Our group motivation carries outside of our own bubbles, as bubbles are mostly illusion. Think of every third party tool or library you've had a problem with and remember Kevin Bacon. Think of every new member of any team you've had a problem with, too. All of these frustrations come from people and those are people you have influence over, because we are all connected. Maybe you don't believe there's anything you, personally, can do to improve our sad state of affairs. Remember that we all have an effect on everyone else, even in the most indiscernible, indirect manner. It is very easy to downplay and completely ignore those many but tiny influences we all make, and we do it in nearly every context of our lives, but I want you to know that you do make a difference. You make a difference because we all make those small differences together, and when they are in alignment they are more powerful than even the most public figure with a metaphorical bullhorn.

Even if you will only grease the wheels of change, if you care about the change at all do not let those wheels squeal!

Comments

Popular posts from this blog

CARDIAC: The Cardboard Computer

I am just so excited about this.


CARDIAC. The Cardboard Computer. How cool is that? This piece of history is amazing and better than that: it is extremely accessible. This fantastic design was built in 1969 by David Hagelbarger at Bell Labs to explain what computers were to those who would otherwise have no exposure to them. Miraculously, the CARDIAC (CARDboard Interactive Aid to Computation) was able to actually function as a slow and rudimentary computer. 
One of the most fascinating aspects of this gem is that at the time of its publication the scope it was able to demonstrate was actually useful in explaining what a computer was. Could you imagine trying to explain computers today with anything close to the CARDIAC?

It had 100 memory locations and only ten instructions. The memory held signed 3-digit numbers (-999 through 999) and instructions could be encoded such that the first digit was the instruction and the second two digits were the address of memory to operate on. The only re…

How To Care If BSD, MIT, or GPL Licenses Are Used

The two recent posts about some individuals' choice of GPL versus others' preference for BSD and MIT style licensing has caused a lot of debate and response. I've seen everything as an interesting combination of very important topics being taken far too seriously and far too personally. All involved need to take a few steps back.

For the uninitiated and as a clarifier for the initiated, we're dealing with (basically) three categories of licensing when someone releases software (and/or its code):
Closed Source. Easiest to explain, because you just get nothing.GPL. If you get the software, you get the source code, you get to change it, and anything you combine it with must be under the same terms.MIT and BSD. If you get the software, you might get the source code, you get to change it, and you have no obligations about anything else you combine it with.The situation gets stickier when we look at those combinations and the transitions between them.

Use GPL code with Closed S…

Using a React Context as a Dispatch Replacement

React Contexts are the pretty little bows of the React world.

Here's a really quick example of the kind of messy code you can cleanup by using contexts, without dragging in a larger dependency like Redux or even Flux.
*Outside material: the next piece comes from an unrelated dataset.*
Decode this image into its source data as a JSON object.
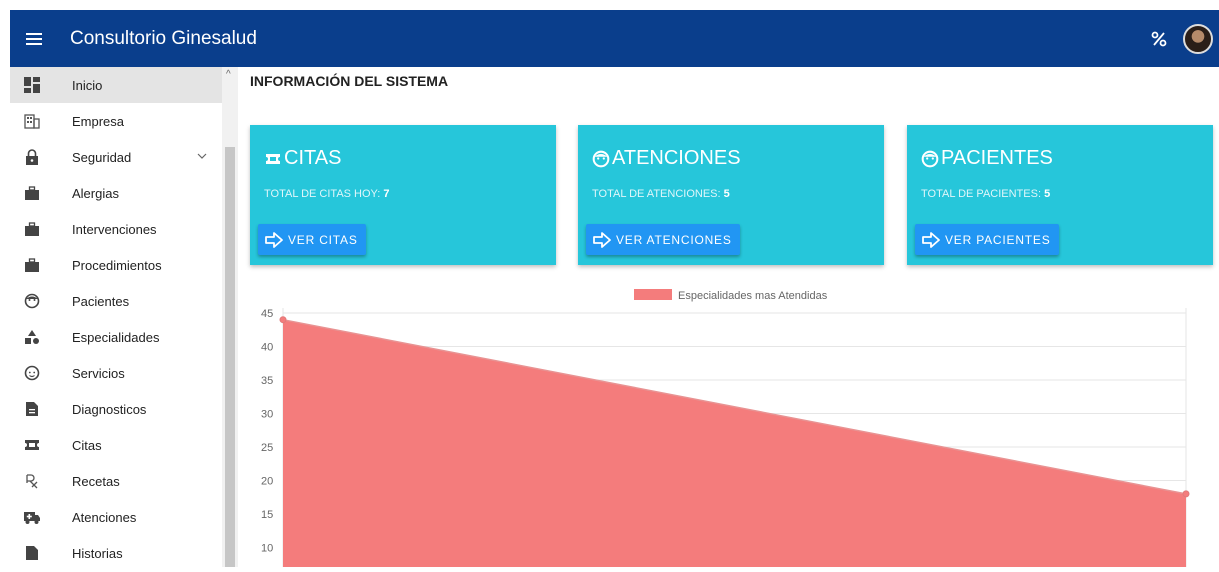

Starting backwards with a diff showing lines of code I was able to remove:


All the properties I was able to remove were just pass-through. The Carousel component didn't care about any of them, but it had to pass through these callbacks so the multiple TaskList components inside the carousel could invoke actions. They were removed from the Component class itself, too, since it no longer needed to pass them through.

Where did they all go?
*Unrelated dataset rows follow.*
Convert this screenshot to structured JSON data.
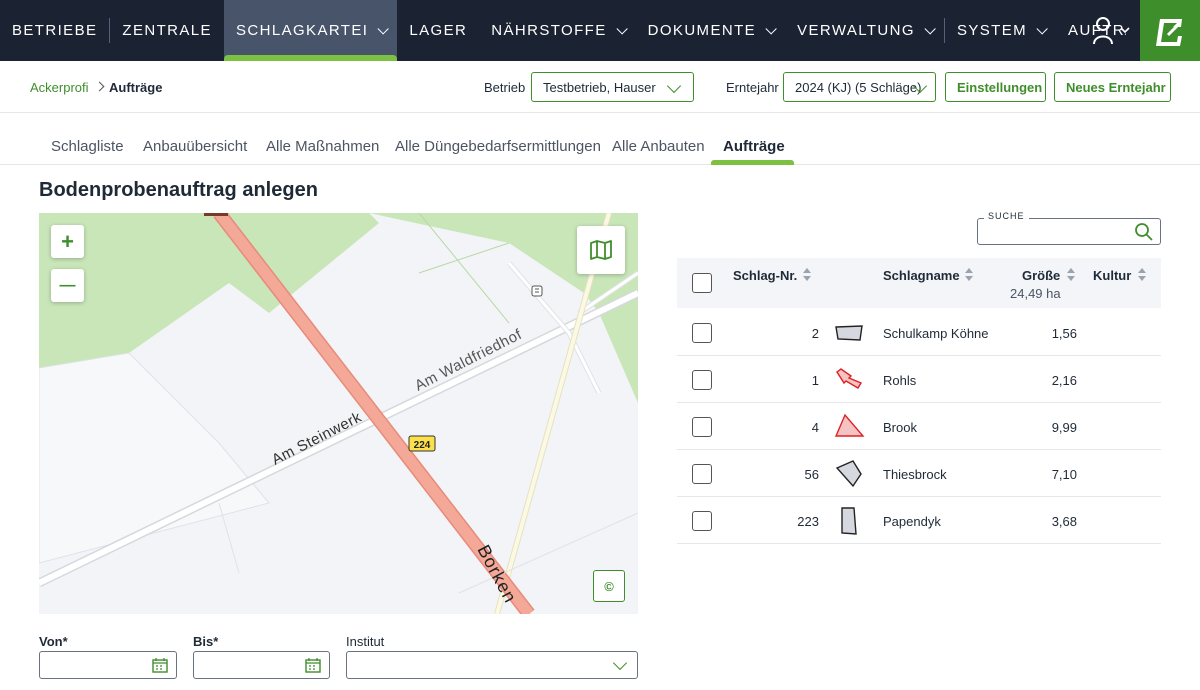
{
  "nav": {
    "items": [
      {
        "label": "BETRIEBE",
        "chevron": false
      },
      {
        "label": "ZENTRALE",
        "chevron": false
      },
      {
        "label": "SCHLAGKARTEI",
        "chevron": true
      },
      {
        "label": "LAGER",
        "chevron": false
      },
      {
        "label": "NÄHRSTOFFE",
        "chevron": true
      },
      {
        "label": "DOKUMENTE",
        "chevron": true
      },
      {
        "label": "VERWALTUNG",
        "chevron": true
      },
      {
        "label": "SYSTEM",
        "chevron": true
      },
      {
        "label": "AUFTRÄGE",
        "chevron": false
      }
    ],
    "active_index": 2
  },
  "breadcrumb": {
    "parent": "Ackerprofi",
    "current": "Aufträge"
  },
  "filters": {
    "betrieb_label": "Betrieb",
    "betrieb_value": "Testbetrieb, Hauser",
    "erntejahr_label": "Erntejahr",
    "erntejahr_value": "2024 (KJ) (5 Schläge)",
    "settings_button": "Einstellungen",
    "new_year_button": "Neues Erntejahr"
  },
  "tabs": [
    {
      "label": "Schlagliste",
      "active": false
    },
    {
      "label": "Anbauübersicht",
      "active": false
    },
    {
      "label": "Alle Maßnahmen",
      "active": false
    },
    {
      "label": "Alle Düngebedarfsermittlungen",
      "active": false
    },
    {
      "label": "Alle Anbauten",
      "active": false
    },
    {
      "label": "Aufträge",
      "active": true
    }
  ],
  "page_title": "Bodenprobenauftrag anlegen",
  "map": {
    "zoom_in": "+",
    "zoom_out": "—",
    "copyright": "©",
    "labels": {
      "street1": "Am Steinwerk",
      "street2": "Am Waldfriedhof",
      "road_number": "224",
      "road_name": "Borken"
    }
  },
  "form": {
    "von_label": "Von*",
    "bis_label": "Bis*",
    "institut_label": "Institut"
  },
  "search": {
    "label": "SUCHE"
  },
  "table": {
    "headers": {
      "nr": "Schlag-Nr.",
      "name": "Schlagname",
      "size": "Größe",
      "size_total": "24,49 ha",
      "crop": "Kultur"
    },
    "rows": [
      {
        "nr": "2",
        "name": "Schulkamp Köhne",
        "size": "1,56",
        "shape": "schulkamp"
      },
      {
        "nr": "1",
        "name": "Rohls",
        "size": "2,16",
        "shape": "rohls"
      },
      {
        "nr": "4",
        "name": "Brook",
        "size": "9,99",
        "shape": "brook"
      },
      {
        "nr": "56",
        "name": "Thiesbrock",
        "size": "7,10",
        "shape": "thiesbrock"
      },
      {
        "nr": "223",
        "name": "Papendyk",
        "size": "3,68",
        "shape": "papendyk"
      }
    ]
  },
  "colors": {
    "brand_green": "#3f8e2c",
    "accent_green": "#7cc142",
    "nav_bg": "#1b2333",
    "road_red": "#f2a394"
  }
}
My ActionContext removed all the need for these passthroughs by providing a single simple helper method, action(), that components rendered under it can access.


I really enjoy the pattern of passing a single callback through a context and removing what used to be lots of callback properties. Of course, I could be using a proper di…